But the island’s real prize is the Kingsley Plantation. In 1814, Zephaniah Kingsley moved to Ft. George and established a plantation. Sea Island cotton, indigo, sugar cane, corn, beans and potatoes were grown and harvested by more than 60 slaves. Married to a slave, Anna Majigeen Nijaay, and father to their four children, Kingsley straddled a tumultuous time – socially and politically. When Spain lost control of Florida in 1821, the new U.S. Territory limited the civil liberties of blacks, and of course, the rights of his very own family. Kingsley eventually moved his family to Haiti – a free black republic – after crusading and battling southern law makers regarding their increasing intolerance of Florida’s black population while Kingsley himself championed slavery.
Main home, Kingsley Plantation
The Kingsley Plantation’s slave quarters are uniquely laid out in a semi-circle much like an African Village. Constructed of “tabby”, a cement-like mixture that combines oyster shells, water and sand, the slave homes (and other island buildings) are still standing.
Slave quarters, Kingsley Plantation
Slave home constructed of tabby
The plantation grounds and self-guided tour includes a barn, the garden, a kitchen house and a large home overlooking the St. George River.
Boardwalk, Little Talbot State Park
Leaving Ft. George Island, I continued up A1A to Little and Big Talbot State Parks both of which are on the Atlantic Ocean. Little Talbot State Park possesses a rich coastal habitat for birding (especially known for Painted Buntings) and wildlife. I walked the boardwalk over sandy dunes leading out to the Atlantic for a refreshing swim while enjoying five miles of wide-open beach.
Little Talbot State Park beach
After some delightful beach time I enjoyed a packed lunch at one of the many shady pavilions. Hiking and biking trails are available and there are plenty of river and tidal marsh areas for kayaking through the Timucuan Preserve. Nearby Kayak Amelia is the main kayak outfitter for the area.
Big Talbot State Park towering oak trees
Big Talbot State Park can be reached further north on A1A. Again, towering oak hammocks dominate with awe-inspiring scenery so have your camera ready. The park’s bluff overlooking the Atlantic holds a lovely view of Amelia Island and a southerly view of Bird Island. But the famous “bone yard beach” below is the worth the visit displaying an almost surreal collection of large dead trees, that once grew near the shoreline but due to erosion are now driftwood. A path will take you to the beach below.
Boneyard beach, Big Talbot State Park
Stepping back into Florida history adds so much more depth to this Florida experience, not only discovering the beautiful surroundings but also appreciating all those who came before us, whether the Timucuans thousands of years ago, the hardy Spanish and English colonists, or the indomitable slaves of the Kingsley Plantation.

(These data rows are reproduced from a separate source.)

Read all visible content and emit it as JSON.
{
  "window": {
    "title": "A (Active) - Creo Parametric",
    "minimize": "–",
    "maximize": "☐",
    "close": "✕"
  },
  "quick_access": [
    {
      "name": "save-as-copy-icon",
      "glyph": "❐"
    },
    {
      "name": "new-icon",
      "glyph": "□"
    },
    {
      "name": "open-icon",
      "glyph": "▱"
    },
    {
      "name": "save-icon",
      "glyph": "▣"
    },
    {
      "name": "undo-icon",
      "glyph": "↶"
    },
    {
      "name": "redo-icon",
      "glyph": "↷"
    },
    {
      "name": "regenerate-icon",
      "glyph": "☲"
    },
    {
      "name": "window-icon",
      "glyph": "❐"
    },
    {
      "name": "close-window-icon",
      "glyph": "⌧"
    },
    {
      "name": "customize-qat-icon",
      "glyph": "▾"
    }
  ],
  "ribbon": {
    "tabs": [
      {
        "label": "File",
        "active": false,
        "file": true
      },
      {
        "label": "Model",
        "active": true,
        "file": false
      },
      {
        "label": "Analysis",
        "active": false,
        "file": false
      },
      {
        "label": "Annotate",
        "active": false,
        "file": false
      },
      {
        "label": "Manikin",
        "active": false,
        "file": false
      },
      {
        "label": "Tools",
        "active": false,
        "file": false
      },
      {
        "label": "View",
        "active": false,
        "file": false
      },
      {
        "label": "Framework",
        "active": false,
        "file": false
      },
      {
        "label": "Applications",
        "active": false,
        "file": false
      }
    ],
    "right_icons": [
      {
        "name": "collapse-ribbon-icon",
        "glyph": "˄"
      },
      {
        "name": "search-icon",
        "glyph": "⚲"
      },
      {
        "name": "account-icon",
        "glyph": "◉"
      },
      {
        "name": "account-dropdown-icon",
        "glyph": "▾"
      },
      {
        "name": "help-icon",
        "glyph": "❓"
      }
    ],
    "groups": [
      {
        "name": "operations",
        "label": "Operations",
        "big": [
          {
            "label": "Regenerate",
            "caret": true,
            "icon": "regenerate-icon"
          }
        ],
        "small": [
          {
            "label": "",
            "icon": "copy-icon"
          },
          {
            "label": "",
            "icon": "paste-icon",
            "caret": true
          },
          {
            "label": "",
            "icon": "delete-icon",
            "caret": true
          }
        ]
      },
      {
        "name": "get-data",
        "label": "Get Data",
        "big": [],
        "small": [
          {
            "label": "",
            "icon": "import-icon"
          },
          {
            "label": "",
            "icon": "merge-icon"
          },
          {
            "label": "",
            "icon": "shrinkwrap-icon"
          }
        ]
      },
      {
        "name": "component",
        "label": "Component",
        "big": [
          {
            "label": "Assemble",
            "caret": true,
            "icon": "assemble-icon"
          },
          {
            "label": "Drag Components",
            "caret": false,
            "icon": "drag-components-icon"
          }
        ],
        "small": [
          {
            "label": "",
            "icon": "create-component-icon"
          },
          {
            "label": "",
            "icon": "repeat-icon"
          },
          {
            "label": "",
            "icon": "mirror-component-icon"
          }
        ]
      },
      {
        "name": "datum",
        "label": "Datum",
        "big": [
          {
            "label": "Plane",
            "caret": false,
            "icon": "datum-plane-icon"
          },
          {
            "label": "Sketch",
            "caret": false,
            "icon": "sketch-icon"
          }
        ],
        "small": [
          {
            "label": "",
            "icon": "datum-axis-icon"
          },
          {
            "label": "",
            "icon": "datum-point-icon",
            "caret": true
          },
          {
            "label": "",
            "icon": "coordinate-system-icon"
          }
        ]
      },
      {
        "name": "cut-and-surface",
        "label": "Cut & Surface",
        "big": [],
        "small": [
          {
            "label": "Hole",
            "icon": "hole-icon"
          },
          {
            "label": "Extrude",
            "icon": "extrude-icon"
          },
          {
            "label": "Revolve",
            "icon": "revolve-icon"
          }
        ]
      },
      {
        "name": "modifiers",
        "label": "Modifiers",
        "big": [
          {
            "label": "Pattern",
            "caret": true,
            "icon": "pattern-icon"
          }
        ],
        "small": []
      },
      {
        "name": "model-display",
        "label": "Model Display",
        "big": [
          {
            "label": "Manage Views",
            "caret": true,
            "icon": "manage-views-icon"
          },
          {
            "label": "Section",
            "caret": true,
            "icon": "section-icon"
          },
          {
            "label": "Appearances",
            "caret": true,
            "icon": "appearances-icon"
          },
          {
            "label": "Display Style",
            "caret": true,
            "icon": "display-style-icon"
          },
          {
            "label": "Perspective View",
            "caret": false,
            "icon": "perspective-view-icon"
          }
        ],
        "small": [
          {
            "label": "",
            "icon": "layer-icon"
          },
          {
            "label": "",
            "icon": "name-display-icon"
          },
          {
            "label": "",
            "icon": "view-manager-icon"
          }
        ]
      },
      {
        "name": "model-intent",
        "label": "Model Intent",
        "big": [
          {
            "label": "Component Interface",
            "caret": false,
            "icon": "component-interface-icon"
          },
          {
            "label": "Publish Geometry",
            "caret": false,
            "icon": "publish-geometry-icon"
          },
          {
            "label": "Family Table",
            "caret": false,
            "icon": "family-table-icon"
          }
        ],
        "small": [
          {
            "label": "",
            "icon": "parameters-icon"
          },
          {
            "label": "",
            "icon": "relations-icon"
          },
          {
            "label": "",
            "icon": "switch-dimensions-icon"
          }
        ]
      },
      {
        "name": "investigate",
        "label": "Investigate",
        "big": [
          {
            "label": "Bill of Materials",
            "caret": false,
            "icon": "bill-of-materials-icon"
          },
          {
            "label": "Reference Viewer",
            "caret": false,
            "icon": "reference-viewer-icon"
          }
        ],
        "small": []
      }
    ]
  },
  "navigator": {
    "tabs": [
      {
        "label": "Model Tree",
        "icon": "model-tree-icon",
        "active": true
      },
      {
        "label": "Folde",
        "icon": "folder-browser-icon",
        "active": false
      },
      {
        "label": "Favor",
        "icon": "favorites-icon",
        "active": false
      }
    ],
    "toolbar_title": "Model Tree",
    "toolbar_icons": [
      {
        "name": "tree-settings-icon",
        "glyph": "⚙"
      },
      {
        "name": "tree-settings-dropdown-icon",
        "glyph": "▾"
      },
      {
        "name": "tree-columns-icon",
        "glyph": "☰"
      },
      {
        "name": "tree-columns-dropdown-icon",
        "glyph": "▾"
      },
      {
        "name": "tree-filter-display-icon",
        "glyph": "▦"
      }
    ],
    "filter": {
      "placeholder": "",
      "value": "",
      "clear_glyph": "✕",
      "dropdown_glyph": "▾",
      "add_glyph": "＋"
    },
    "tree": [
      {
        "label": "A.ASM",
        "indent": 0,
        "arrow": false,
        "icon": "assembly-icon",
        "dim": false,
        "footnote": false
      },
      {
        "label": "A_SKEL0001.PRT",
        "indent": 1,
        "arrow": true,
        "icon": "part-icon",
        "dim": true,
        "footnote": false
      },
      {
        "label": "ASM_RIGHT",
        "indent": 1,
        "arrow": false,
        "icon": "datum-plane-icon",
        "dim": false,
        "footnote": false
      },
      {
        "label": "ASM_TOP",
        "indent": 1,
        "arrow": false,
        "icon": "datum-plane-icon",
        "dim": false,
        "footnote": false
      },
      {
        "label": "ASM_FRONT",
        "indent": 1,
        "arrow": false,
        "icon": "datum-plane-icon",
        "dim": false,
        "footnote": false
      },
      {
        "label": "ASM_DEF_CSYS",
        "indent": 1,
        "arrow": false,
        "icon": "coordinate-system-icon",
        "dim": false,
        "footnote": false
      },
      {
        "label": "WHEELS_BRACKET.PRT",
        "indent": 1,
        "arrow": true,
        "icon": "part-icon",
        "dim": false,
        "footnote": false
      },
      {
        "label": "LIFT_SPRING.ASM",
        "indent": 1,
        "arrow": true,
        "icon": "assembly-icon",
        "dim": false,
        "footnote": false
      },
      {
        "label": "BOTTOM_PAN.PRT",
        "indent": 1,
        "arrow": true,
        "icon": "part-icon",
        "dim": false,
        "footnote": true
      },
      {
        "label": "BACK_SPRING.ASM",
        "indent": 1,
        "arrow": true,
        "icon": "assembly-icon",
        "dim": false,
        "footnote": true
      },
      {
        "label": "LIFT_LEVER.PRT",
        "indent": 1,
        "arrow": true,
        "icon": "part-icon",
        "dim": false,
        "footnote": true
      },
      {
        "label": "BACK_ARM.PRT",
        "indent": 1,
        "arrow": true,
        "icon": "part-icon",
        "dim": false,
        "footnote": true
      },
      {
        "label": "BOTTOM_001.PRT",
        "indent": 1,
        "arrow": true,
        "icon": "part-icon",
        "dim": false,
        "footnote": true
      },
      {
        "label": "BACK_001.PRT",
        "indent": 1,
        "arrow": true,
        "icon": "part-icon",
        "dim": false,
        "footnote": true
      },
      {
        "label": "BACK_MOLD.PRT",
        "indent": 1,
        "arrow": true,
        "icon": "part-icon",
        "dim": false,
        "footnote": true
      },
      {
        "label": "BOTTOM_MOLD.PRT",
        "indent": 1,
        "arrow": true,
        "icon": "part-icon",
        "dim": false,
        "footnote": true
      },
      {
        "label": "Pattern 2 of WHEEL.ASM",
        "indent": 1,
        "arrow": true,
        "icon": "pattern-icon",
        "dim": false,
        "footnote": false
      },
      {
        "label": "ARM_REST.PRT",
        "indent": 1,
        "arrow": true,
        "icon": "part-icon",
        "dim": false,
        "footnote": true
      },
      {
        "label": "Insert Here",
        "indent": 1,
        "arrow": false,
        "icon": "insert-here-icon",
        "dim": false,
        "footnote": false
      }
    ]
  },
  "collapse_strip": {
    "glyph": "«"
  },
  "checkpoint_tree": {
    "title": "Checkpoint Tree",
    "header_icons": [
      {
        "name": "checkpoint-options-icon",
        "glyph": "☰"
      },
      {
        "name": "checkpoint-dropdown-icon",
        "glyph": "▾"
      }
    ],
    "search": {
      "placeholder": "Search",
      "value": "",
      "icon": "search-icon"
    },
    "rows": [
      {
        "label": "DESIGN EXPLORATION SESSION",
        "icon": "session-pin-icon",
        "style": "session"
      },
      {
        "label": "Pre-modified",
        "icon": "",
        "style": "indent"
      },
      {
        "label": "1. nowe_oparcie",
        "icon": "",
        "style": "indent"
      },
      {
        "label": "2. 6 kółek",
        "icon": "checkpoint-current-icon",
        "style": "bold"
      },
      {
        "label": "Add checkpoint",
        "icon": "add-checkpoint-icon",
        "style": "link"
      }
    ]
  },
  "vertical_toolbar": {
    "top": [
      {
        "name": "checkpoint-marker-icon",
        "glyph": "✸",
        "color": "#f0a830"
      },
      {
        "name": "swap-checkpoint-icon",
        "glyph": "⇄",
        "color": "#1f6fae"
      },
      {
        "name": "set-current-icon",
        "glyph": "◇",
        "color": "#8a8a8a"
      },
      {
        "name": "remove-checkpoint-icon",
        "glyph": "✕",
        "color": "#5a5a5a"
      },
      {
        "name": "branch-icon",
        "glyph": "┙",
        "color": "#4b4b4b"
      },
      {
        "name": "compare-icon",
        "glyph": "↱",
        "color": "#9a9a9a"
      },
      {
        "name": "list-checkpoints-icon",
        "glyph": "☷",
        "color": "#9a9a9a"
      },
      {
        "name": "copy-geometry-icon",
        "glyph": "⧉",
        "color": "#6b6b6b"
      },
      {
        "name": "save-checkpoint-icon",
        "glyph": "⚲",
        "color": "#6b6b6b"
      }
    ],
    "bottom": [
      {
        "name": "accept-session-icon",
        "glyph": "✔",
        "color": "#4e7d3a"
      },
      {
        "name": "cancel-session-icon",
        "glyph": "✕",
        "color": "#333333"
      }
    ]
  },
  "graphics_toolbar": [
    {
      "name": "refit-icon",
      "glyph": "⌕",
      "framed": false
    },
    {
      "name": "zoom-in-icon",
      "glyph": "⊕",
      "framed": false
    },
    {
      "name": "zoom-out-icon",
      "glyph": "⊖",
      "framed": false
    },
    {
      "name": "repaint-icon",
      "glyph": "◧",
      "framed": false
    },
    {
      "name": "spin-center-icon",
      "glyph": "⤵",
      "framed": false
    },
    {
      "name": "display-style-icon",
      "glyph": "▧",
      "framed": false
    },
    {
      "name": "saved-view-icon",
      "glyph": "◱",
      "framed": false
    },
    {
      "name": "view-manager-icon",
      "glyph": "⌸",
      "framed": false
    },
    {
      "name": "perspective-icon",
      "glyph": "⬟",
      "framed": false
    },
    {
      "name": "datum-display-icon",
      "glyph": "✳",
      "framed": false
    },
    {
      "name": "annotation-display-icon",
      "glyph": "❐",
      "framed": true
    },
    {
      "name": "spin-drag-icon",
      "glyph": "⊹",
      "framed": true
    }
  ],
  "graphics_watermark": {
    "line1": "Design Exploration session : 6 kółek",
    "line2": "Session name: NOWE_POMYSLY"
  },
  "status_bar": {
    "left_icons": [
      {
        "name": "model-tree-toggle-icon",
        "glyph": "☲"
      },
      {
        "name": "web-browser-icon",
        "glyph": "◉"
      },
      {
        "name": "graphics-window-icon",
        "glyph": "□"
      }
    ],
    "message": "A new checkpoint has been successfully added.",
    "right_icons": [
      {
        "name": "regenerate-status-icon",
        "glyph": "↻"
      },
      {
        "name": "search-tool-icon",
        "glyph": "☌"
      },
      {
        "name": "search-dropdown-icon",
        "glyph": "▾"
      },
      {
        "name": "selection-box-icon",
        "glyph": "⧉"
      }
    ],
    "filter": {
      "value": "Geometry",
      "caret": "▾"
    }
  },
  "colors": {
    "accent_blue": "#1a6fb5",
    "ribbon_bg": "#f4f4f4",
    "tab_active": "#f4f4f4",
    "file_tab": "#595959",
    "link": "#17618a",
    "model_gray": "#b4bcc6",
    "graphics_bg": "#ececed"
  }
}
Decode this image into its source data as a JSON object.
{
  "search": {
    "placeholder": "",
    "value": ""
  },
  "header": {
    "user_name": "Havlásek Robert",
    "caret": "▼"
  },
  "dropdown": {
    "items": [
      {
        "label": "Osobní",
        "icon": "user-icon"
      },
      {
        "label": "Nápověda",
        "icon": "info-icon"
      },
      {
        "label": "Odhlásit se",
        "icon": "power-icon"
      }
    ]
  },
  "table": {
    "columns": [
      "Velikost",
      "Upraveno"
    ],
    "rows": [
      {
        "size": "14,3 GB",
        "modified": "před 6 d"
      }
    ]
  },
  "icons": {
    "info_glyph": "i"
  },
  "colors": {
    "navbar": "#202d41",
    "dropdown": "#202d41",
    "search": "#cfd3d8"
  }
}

To receive Authentic Florida’s free ENEWs, featuring travel and living updates, delivered weekly, sign up on the home page Authentic Florida, voted 2015 Blog of the Year and 2015 Best Travel Blog at the Orlando Sunshine Awards.